» Task details
The entries that follow are to be duplicated in full, character for character.

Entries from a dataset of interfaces
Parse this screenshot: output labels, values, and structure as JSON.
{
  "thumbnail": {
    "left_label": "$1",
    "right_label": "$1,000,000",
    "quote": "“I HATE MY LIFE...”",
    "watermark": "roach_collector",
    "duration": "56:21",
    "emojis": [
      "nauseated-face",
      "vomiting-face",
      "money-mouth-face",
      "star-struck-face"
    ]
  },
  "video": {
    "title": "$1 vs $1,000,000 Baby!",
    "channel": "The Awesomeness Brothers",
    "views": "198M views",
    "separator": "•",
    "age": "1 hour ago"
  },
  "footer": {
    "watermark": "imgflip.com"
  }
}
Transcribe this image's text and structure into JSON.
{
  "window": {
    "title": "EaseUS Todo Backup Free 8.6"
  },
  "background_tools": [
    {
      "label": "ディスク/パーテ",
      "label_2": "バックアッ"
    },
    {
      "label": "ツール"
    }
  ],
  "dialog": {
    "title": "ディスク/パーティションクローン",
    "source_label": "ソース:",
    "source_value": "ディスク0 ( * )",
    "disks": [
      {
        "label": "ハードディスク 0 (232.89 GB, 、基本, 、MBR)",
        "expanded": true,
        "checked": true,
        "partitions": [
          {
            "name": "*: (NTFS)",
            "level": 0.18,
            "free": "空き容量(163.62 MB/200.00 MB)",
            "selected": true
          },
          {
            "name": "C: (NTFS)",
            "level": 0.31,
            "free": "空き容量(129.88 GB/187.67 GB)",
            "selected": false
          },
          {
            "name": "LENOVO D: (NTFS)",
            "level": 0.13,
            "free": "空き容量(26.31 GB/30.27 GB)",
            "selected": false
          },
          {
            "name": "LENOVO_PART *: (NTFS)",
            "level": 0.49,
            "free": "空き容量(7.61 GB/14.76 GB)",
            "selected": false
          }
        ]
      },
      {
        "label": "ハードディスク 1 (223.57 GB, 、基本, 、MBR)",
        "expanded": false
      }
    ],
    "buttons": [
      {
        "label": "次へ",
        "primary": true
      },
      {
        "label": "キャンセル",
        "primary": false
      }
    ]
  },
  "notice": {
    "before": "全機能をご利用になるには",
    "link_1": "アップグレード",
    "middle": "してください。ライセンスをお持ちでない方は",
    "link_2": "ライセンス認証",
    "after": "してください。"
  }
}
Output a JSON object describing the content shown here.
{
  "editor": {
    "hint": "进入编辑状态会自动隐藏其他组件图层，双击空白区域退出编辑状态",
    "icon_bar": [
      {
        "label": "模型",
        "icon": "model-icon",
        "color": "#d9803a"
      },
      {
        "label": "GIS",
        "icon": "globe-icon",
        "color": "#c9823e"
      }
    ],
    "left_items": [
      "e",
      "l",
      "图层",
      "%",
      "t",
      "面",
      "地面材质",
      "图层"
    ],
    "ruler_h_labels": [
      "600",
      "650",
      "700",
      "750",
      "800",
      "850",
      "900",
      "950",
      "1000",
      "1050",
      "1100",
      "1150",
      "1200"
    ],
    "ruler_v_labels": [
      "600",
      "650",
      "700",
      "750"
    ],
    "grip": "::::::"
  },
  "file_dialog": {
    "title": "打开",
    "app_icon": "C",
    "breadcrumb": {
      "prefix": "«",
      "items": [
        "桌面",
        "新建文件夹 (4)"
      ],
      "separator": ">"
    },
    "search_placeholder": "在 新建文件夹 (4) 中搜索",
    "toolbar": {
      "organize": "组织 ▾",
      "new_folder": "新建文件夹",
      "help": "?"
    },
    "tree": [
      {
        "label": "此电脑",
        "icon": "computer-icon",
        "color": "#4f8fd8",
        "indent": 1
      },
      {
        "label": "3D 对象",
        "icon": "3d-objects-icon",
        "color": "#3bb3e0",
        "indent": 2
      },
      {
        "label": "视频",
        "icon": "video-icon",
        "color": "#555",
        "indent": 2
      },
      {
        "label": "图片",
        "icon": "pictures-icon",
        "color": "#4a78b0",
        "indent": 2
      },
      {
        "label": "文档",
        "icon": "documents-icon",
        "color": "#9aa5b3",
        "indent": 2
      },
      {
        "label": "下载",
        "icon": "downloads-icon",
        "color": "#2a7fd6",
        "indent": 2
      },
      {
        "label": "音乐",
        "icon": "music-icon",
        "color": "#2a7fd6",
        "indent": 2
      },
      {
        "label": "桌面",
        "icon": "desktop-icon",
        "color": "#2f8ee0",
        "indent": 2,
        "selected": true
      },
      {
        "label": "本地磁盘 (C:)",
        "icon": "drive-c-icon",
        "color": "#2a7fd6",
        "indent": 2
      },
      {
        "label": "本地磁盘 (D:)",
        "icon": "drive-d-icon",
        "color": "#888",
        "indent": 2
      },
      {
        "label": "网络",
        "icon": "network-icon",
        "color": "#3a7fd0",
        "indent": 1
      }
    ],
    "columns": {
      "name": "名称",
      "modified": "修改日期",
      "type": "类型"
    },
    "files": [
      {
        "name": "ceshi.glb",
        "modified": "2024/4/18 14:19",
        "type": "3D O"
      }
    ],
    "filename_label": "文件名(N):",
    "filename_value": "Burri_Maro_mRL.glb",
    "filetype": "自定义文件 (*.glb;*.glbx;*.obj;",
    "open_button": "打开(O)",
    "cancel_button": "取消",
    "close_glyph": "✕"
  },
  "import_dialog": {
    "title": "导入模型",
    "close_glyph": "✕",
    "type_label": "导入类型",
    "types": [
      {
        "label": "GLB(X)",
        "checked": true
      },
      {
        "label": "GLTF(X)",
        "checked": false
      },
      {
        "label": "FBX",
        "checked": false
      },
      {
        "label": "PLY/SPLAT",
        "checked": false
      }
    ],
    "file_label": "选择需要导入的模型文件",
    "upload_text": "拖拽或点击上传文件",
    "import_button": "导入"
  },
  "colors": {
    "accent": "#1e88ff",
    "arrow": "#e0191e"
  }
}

» Task output
Parse this screenshot: output labels, values, and structure as JSON.
{
  "thumbnail": {
    "left_label": "$1",
    "right_label": "$1,000,000",
    "quote": "“I HATE MY LIFE...”",
    "watermark": "roach_collector",
    "duration": "56:21",
    "emojis": [
      "nauseated-face",
      "vomiting-face",
      "money-mouth-face",
      "star-struck-face"
    ]
  },
  "video": {
    "title": "$1 vs $1,000,000 Baby!",
    "channel": "The Awesomeness Brothers",
    "views": "198M views",
    "separator": "•",
    "age": "1 hour ago"
  },
  "footer": {
    "watermark": "imgflip.com"
  }
}
Transcribe this image's text and structure into JSON.
{
  "window": {
    "title": "EaseUS Todo Backup Free 8.6"
  },
  "background_tools": [
    {
      "label": "ディスク/パーテ",
      "label_2": "バックアッ"
    },
    {
      "label": "ツール"
    }
  ],
  "dialog": {
    "title": "ディスク/パーティションクローン",
    "source_label": "ソース:",
    "source_value": "ディスク0 ( * )",
    "disks": [
      {
        "label": "ハードディスク 0 (232.89 GB, 、基本, 、MBR)",
        "expanded": true,
        "checked": true,
        "partitions": [
          {
            "name": "*: (NTFS)",
            "level": 0.18,
            "free": "空き容量(163.62 MB/200.00 MB)",
            "selected": true
          },
          {
            "name": "C: (NTFS)",
            "level": 0.31,
            "free": "空き容量(129.88 GB/187.67 GB)",
            "selected": false
          },
          {
            "name": "LENOVO D: (NTFS)",
            "level": 0.13,
            "free": "空き容量(26.31 GB/30.27 GB)",
            "selected": false
          },
          {
            "name": "LENOVO_PART *: (NTFS)",
            "level": 0.49,
            "free": "空き容量(7.61 GB/14.76 GB)",
            "selected": false
          }
        ]
      },
      {
        "label": "ハードディスク 1 (223.57 GB, 、基本, 、MBR)",
        "expanded": false
      }
    ],
    "buttons": [
      {
        "label": "次へ",
        "primary": true
      },
      {
        "label": "キャンセル",
        "primary": false
      }
    ]
  },
  "notice": {
    "before": "全機能をご利用になるには",
    "link_1": "アップグレード",
    "middle": "してください。ライセンスをお持ちでない方は",
    "link_2": "ライセンス認証",
    "after": "してください。"
  }
}
Output a JSON object describing the content shown here.
{
  "editor": {
    "hint": "进入编辑状态会自动隐藏其他组件图层，双击空白区域退出编辑状态",
    "icon_bar": [
      {
        "label": "模型",
        "icon": "model-icon",
        "color": "#d9803a"
      },
      {
        "label": "GIS",
        "icon": "globe-icon",
        "color": "#c9823e"
      }
    ],
    "left_items": [
      "e",
      "l",
      "图层",
      "%",
      "t",
      "面",
      "地面材质",
      "图层"
    ],
    "ruler_h_labels": [
      "600",
      "650",
      "700",
      "750",
      "800",
      "850",
      "900",
      "950",
      "1000",
      "1050",
      "1100",
      "1150",
      "1200"
    ],
    "ruler_v_labels": [
      "600",
      "650",
      "700",
      "750"
    ],
    "grip": "::::::"
  },
  "file_dialog": {
    "title": "打开",
    "app_icon": "C",
    "breadcrumb": {
      "prefix": "«",
      "items": [
        "桌面",
        "新建文件夹 (4)"
      ],
      "separator": ">"
    },
    "search_placeholder": "在 新建文件夹 (4) 中搜索",
    "toolbar": {
      "organize": "组织 ▾",
      "new_folder": "新建文件夹",
      "help": "?"
    },
    "tree": [
      {
        "label": "此电脑",
        "icon": "computer-icon",
        "color": "#4f8fd8",
        "indent": 1
      },
      {
        "label": "3D 对象",
        "icon": "3d-objects-icon",
        "color": "#3bb3e0",
        "indent": 2
      },
      {
        "label": "视频",
        "icon": "video-icon",
        "color": "#555",
        "indent": 2
      },
      {
        "label": "图片",
        "icon": "pictures-icon",
        "color": "#4a78b0",
        "indent": 2
      },
      {
        "label": "文档",
        "icon": "documents-icon",
        "color": "#9aa5b3",
        "indent": 2
      },
      {
        "label": "下载",
        "icon": "downloads-icon",
        "color": "#2a7fd6",
        "indent": 2
      },
      {
        "label": "音乐",
        "icon": "music-icon",
        "color": "#2a7fd6",
        "indent": 2
      },
      {
        "label": "桌面",
        "icon": "desktop-icon",
        "color": "#2f8ee0",
        "indent": 2,
        "selected": true
      },
      {
        "label": "本地磁盘 (C:)",
        "icon": "drive-c-icon",
        "color": "#2a7fd6",
        "indent": 2
      },
      {
        "label": "本地磁盘 (D:)",
        "icon": "drive-d-icon",
        "color": "#888",
        "indent": 2
      },
      {
        "label": "网络",
        "icon": "network-icon",
        "color": "#3a7fd0",
        "indent": 1
      }
    ],
    "columns": {
      "name": "名称",
      "modified": "修改日期",
      "type": "类型"
    },
    "files": [
      {
        "name": "ceshi.glb",
        "modified": "2024/4/18 14:19",
        "type": "3D O"
      }
    ],
    "filename_label": "文件名(N):",
    "filename_value": "Burri_Maro_mRL.glb",
    "filetype": "自定义文件 (*.glb;*.glbx;*.obj;",
    "open_button": "打开(O)",
    "cancel_button": "取消",
    "close_glyph": "✕"
  },
  "import_dialog": {
    "title": "导入模型",
    "close_glyph": "✕",
    "type_label": "导入类型",
    "types": [
      {
        "label": "GLB(X)",
        "checked": true
      },
      {
        "label": "GLTF(X)",
        "checked": false
      },
      {
        "label": "FBX",
        "checked": false
      },
      {
        "label": "PLY/SPLAT",
        "checked": false
      }
    ],
    "file_label": "选择需要导入的模型文件",
    "upload_text": "拖拽或点击上传文件",
    "import_button": "导入"
  },
  "colors": {
    "accent": "#1e88ff",
    "arrow": "#e0191e"
  }
}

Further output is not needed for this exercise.